The inventive minds behind Eight Row Flint are restauranteurs Morgan Weber and Chef Ryan Pera of Revival Market and Coltivare fame. For this, their third venture in the Houston Heights neighborhood, they wanted to engage similar themes found in their other two restaurants, but with a distinctive stylistic twist. While Eight Row Flint carries the Weber/Pera torch of revering locally sourced, high quality, and heritage ingredients the establishment makes a point to do so with zero pretense or fuss: it’s a repurposed gas station where you can relax, enjoy some vintage country tunes, and fill up on great whiskey drinks and street-fair inspired tacos. 

PDR joined the project when the gas station was freshly-gutted—a well-worn, but nonetheless, clean slate. They were charged with creating a visual identity to reinforce the brand Weber and Pera were beginning to shape. The collaboration with PDR manifested in a hand drawn logo mark, exterior signage, a vehicle wrap, menu design, website and additional consultation on aspects of the interior design like furniture, lighting, and color choice.

There were several opportunities the PDR team noted when developing the Eight Row Flint identity:

Embrace “Food Geek” Origins while Playing it Cool

The visual identity needed to evoke an easy-going sensibility while offering insight into the story of the restaurant’s namesake. The Eight Row Flint is an heirloom variety of corn that has been revived on a small scale due to its superior flavor to typical corn. It was farmed before Europeans even set foot on what would become the Americas, its fermented mash may have been used to create an alcoholic ancestor to our modern-day whiskeys, and it undoubtedly found its way into tortillas. Eight Row Flint fell out of favor with industrialized farming because of its low yield compared to other varieties of corn, but it is making its way back into smaller markets and restaurants because of the slow food movement and efforts from foodie entrepreneurs like Weber and Pera.
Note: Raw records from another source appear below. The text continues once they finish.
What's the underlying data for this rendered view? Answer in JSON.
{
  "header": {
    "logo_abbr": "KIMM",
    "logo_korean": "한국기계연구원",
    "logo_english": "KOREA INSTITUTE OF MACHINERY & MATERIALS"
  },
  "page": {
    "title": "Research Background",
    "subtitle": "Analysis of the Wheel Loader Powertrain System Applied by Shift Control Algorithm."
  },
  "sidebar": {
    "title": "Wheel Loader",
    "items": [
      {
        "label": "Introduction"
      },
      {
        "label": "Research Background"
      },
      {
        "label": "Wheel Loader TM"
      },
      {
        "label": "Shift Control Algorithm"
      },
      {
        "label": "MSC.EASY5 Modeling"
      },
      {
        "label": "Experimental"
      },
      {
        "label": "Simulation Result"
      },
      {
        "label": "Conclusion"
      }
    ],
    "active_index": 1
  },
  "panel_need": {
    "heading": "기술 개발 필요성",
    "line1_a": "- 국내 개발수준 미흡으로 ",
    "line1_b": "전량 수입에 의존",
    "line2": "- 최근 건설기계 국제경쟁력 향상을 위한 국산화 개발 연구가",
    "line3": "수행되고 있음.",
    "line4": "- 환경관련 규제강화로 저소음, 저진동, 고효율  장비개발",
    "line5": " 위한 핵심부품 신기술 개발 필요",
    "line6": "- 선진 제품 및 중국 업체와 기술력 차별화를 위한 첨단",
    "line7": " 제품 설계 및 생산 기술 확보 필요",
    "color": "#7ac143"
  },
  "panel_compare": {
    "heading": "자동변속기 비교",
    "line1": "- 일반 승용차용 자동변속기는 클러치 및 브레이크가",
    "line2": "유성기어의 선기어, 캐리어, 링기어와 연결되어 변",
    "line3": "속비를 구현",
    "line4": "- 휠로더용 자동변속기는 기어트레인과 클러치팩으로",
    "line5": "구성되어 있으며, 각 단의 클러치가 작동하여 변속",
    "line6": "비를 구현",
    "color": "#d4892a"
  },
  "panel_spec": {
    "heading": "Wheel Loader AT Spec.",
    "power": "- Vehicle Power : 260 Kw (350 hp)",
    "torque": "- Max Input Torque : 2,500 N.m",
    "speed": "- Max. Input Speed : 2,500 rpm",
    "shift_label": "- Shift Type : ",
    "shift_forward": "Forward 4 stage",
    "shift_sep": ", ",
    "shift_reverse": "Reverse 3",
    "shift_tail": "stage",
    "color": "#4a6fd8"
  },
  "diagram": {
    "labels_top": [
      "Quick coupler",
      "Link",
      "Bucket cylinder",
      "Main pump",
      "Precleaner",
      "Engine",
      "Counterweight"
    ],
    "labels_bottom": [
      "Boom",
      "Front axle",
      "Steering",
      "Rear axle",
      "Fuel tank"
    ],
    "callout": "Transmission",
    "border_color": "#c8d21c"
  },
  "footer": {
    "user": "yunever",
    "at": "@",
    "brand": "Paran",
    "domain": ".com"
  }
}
The story of the Eight Row Flint variety of corn is central to the establishment’s identity and what drives its two main menu offerings, whiskey and tacos — but not all patrons really want a history lesson with their cocktail. To maintain the relaxing, fun, uniquely “Houston” atmosphere, the logo needed to work on a simple “come-as-you-are” level, but also have a deeper read for those who wanted to learn more.

Balance Grit with Gloss

The designs needed to riff on the stylistic interior design choices that placed fresh modern fixtures against sixty years of gas station patina. The establishment’s identity needed to feel new and contemporary but also draw its strength from age-old traditions associated with farming, distilling spirits, and enjoying open-air marketplaces.

Create an Authentic Destination, a Place to Refuel, a Place to Belong

The PDR team designed the Eight Row Flint identity from a very holistic point of view. The visual identity is one component of the overall atmosphere of the establishment and it needed to be executed at a pitch-perfect level to achieve authenticity and avoid a “franchise feel”. The building, a former gas station, once serviced cars. In its new incarnation the building offers services to people — with the hope that they will be returning for regular “maintenance.”

In an area of Houston where restaurant patrons are spoiled for choice, PDR is proud to have taken home the award for creating a tailored yet easy-going identity for the new “revisionist ice-house”.